… that some brave soul was surfing on Lake Michigan on Nov. 11 in 50 degree weather without a wet suit. Hmm, the air temperature was about the same as the water temperature.
From our Readers: TG: Once again, Evanston is providing free evening parking for the holiday season. The City recognizes that this encourages people to come to the City to shop and dine. I continue to wonder why the City fails to see that this logic is not limited to the holiday season. Free evening parking used to be available at some City garages. Now – except in the holiday season – the City effectively imposes a $2+ dinner tax (via parking costs). This puts downtown merchants, particularly restaurants, at a great disadvantage when it gets too cold to walk to downtown restaurants from free parking areas.
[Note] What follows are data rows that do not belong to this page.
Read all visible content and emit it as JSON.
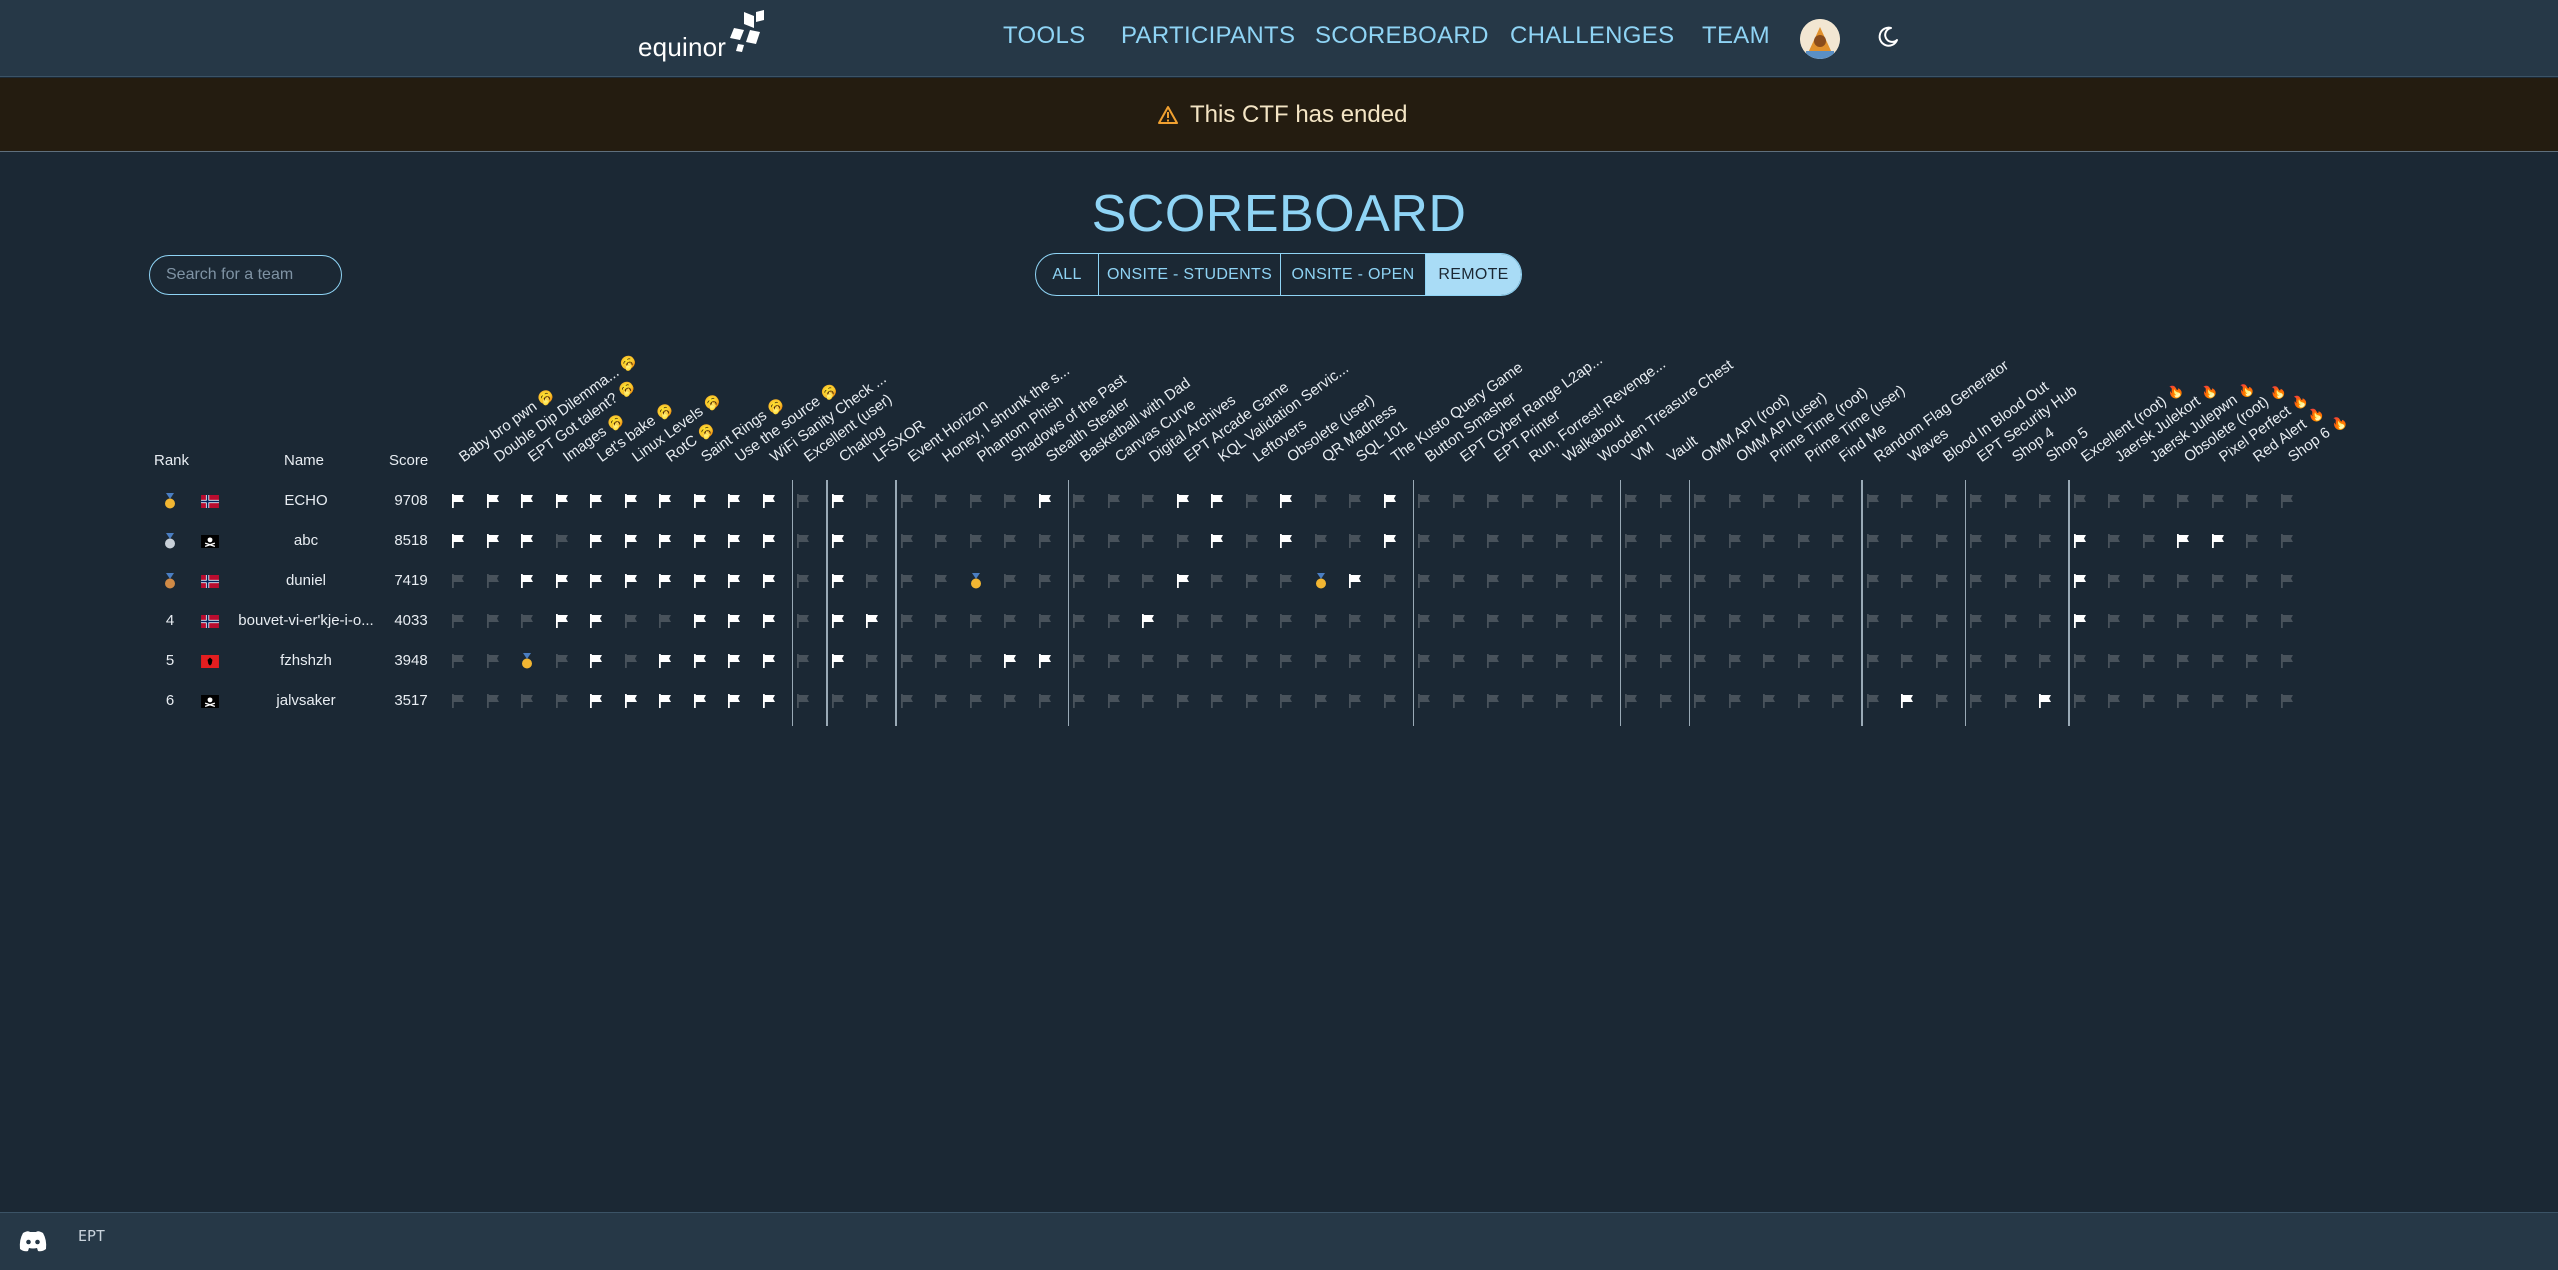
{
  "nav": {
    "logo_text": "equinor",
    "items": [
      "TOOLS",
      "PARTICIPANTS",
      "SCOREBOARD",
      "CHALLENGES",
      "TEAM"
    ],
    "avatar_icon": "user-avatar",
    "theme_icon": "moon-icon"
  },
  "banner": {
    "text": "This CTF has ended",
    "icon": "warning-icon"
  },
  "page": {
    "title": "SCOREBOARD"
  },
  "search": {
    "placeholder": "Search for a team"
  },
  "filters": {
    "items": [
      "ALL",
      "ONSITE - STUDENTS",
      "ONSITE - OPEN",
      "REMOTE"
    ],
    "active": "REMOTE"
  },
  "table": {
    "headers": {
      "rank": "Rank",
      "name": "Name",
      "score": "Score"
    },
    "challenges": [
      {
        "name": "Baby bro pwn",
        "emoji": "🥱"
      },
      {
        "name": "Double Dip Dilemma...",
        "emoji": "🥱"
      },
      {
        "name": "EPT Got talent?",
        "emoji": "🥱"
      },
      {
        "name": "Images",
        "emoji": "🥱"
      },
      {
        "name": "Let's bake",
        "emoji": "🥱"
      },
      {
        "name": "Linux Levels",
        "emoji": "🥱"
      },
      {
        "name": "RotC",
        "emoji": "🥱"
      },
      {
        "name": "Saint Rings",
        "emoji": "🥱"
      },
      {
        "name": "Use the source",
        "emoji": "🥱"
      },
      {
        "name": "WiFi Sanity Check ...",
        "emoji": ""
      },
      {
        "name": "Excellent (user)",
        "emoji": ""
      },
      {
        "name": "Chatlog",
        "emoji": ""
      },
      {
        "name": "LFSXOR",
        "emoji": ""
      },
      {
        "name": "Event Horizon",
        "emoji": ""
      },
      {
        "name": "Honey, I shrunk the s...",
        "emoji": ""
      },
      {
        "name": "Phantom Phish",
        "emoji": ""
      },
      {
        "name": "Shadows of the Past",
        "emoji": ""
      },
      {
        "name": "Stealth Stealer",
        "emoji": ""
      },
      {
        "name": "Basketball with Dad",
        "emoji": ""
      },
      {
        "name": "Canvas Curve",
        "emoji": ""
      },
      {
        "name": "Digital Archives",
        "emoji": ""
      },
      {
        "name": "EPT Arcade Game",
        "emoji": ""
      },
      {
        "name": "KQL Validation Servic...",
        "emoji": ""
      },
      {
        "name": "Leftovers",
        "emoji": ""
      },
      {
        "name": "Obsolete (user)",
        "emoji": ""
      },
      {
        "name": "QR Madness",
        "emoji": ""
      },
      {
        "name": "SQL 101",
        "emoji": ""
      },
      {
        "name": "The Kusto Query Game",
        "emoji": ""
      },
      {
        "name": "Button Smasher",
        "emoji": ""
      },
      {
        "name": "EPT Cyber Range L2ap...",
        "emoji": ""
      },
      {
        "name": "EPT Printer",
        "emoji": ""
      },
      {
        "name": "Run, Forrest! Revenge...",
        "emoji": ""
      },
      {
        "name": "Walkabout",
        "emoji": ""
      },
      {
        "name": "Wooden Treasure Chest",
        "emoji": ""
      },
      {
        "name": "VM",
        "emoji": ""
      },
      {
        "name": "Vault",
        "emoji": ""
      },
      {
        "name": "OMM API (root)",
        "emoji": ""
      },
      {
        "name": "OMM API (user)",
        "emoji": ""
      },
      {
        "name": "Prime Time (root)",
        "emoji": ""
      },
      {
        "name": "Prime Time (user)",
        "emoji": ""
      },
      {
        "name": "Find Me",
        "emoji": ""
      },
      {
        "name": "Random Flag Generator",
        "emoji": ""
      },
      {
        "name": "Waves",
        "emoji": ""
      },
      {
        "name": "Blood In Blood Out",
        "emoji": ""
      },
      {
        "name": "EPT Security Hub",
        "emoji": ""
      },
      {
        "name": "Shop 4",
        "emoji": ""
      },
      {
        "name": "Shop 5",
        "emoji": ""
      },
      {
        "name": "Excellent (root)",
        "emoji": "🔥"
      },
      {
        "name": "Jaersk Julekort",
        "emoji": "🔥"
      },
      {
        "name": "Jaersk Julepwn",
        "emoji": "🔥"
      },
      {
        "name": "Obsolete (root)",
        "emoji": "🔥"
      },
      {
        "name": "Pixel Perfect",
        "emoji": "🔥"
      },
      {
        "name": "Red Alert",
        "emoji": "🔥"
      },
      {
        "name": "Shop 6",
        "emoji": "🔥"
      }
    ],
    "separators_after": [
      9,
      10,
      12,
      17,
      27,
      33,
      35,
      40,
      43,
      46
    ],
    "rows": [
      {
        "rank": "",
        "rank_icon": "gold-medal-icon",
        "country": "norway-flag-icon",
        "name": "ECHO",
        "score": "9708",
        "solves": "111111111101000001000110100100000000000000000000000000"
      },
      {
        "rank": "",
        "rank_icon": "silver-medal-icon",
        "country": "pirate-flag-icon",
        "name": "abc",
        "score": "8518",
        "solves": "111011111101000000000010100100000000000000000001001100"
      },
      {
        "rank": "",
        "rank_icon": "bronze-medal-icon",
        "country": "norway-flag-icon",
        "name": "duniel",
        "score": "7419",
        "solves": "001111111101000200000100021000000000000000000001000000"
      },
      {
        "rank": "4",
        "rank_icon": "",
        "country": "norway-flag-icon",
        "name": "bouvet-vi-er'kje-i-o...",
        "score": "4033",
        "solves": "000110011101100000001000000000000000000000000001000000"
      },
      {
        "rank": "5",
        "rank_icon": "",
        "country": "albania-flag-icon",
        "name": "fzhshzh",
        "score": "3948",
        "solves": "002010111101000011000000000000000000000000000000000000"
      },
      {
        "rank": "6",
        "rank_icon": "",
        "country": "pirate-flag-icon",
        "name": "jalvsaker",
        "score": "3517",
        "solves": "000011111100000000000000000000000000000000100010000000"
      }
    ]
  },
  "footer": {
    "discord_icon": "discord-icon",
    "ept_label": "EPT"
  },
  "colors": {
    "background": "#1b2834",
    "navbar": "#263847",
    "accent": "#8fd4f5",
    "banner_bg": "#241c10",
    "solved_flag": "#ffffff",
    "unsolved_flag": "#48525b"
  }
}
We often decide to eat elsewhere in the City – or go to Wilmette, Skokie and Chicago, to avoid this nickel and diming disincentive to eat in downtown Evanston. – James Genden

From TG: Good points, all of them. Driving elsewhere to eat also drives down the City’s share of sales tax revenues.

TG: I am a parent at Lincoln Elementary School and every day I walk my children across the treacherous intersection at Main Street and Forest Avenue.  
Today I witnessed an accident that occurred within feet of the crossing guard, parents and students. A southbound car on Forest Avenue turned right onto Main Street straight into a car going westbound on Main Street.
It did not appear that anyone was hurt, and I had to leave, but later I called the non-emergency line at the police station to report what I witnessed. Not surprisingly, the policeman said they already had five witness accounts; there is always a throng of children and parents surrounding the school every day before and after school – right at the busiest commuter times.
This narrow block of Forest Avenue, immediately in front of an elementary school, is wrongly bearing the full load of southbound Sheridan Road commuter traffic that should rightfully be flowing down the roomy, nearly vacant southbound corridor of Sheridan Road only two blocks east. Our crossing guards do their best, but it is only a matter of time before a child is hit by a car. Every day I witness dangerous turns, frustrated commuters, and overworked crossing guards.
I do not know when or why the decision was made to route southbound Sheridan Road traffic away from Sheridan Road and right past our elementary school. This traffic patterns needs to be reconsidered immediately to avoid more accidents and prevent children from getting hurt.
TG: Could you please advise me on the best way to help make this change – is it through the police, our alderman, or another way? If you know any history on the routing of Sheridan Road down Forest Avenue past our elementary school, I would love to hear it. – Kay Israelite
From TG: Thank you for the letter, Ms. Israelite. TG has forwarded your letter to the City’s traffic engineer. It would make sense to call your alderman and advise District 65’s superintendent who could bring it up at the City/Schools Liaison Committee.
TG: When I mailed in our wheel tax for our four cars, I put the single check in one envelope. When the city mailed me back the “paid” receipts, in duplicate, they sent me 8 separate pieces of mail at .485 cents each. Really?            – Liz Landon

From TG:
Well said.

The Traffic Guy thinks …
… Readers should enjoy the tree-lighting celebration on Nov. 20 at Fountain Square. Festivities will begin at 5 p.m. with music by the Evanston Children’s Choir. At 5:30 p.m., Mayor Elizabeth Tisdahl, Santa and Mrs. Claus will flip the switch and light the tree in Fountain Square.

… that we have a lot to be thankful for. Happy Thanksgiving!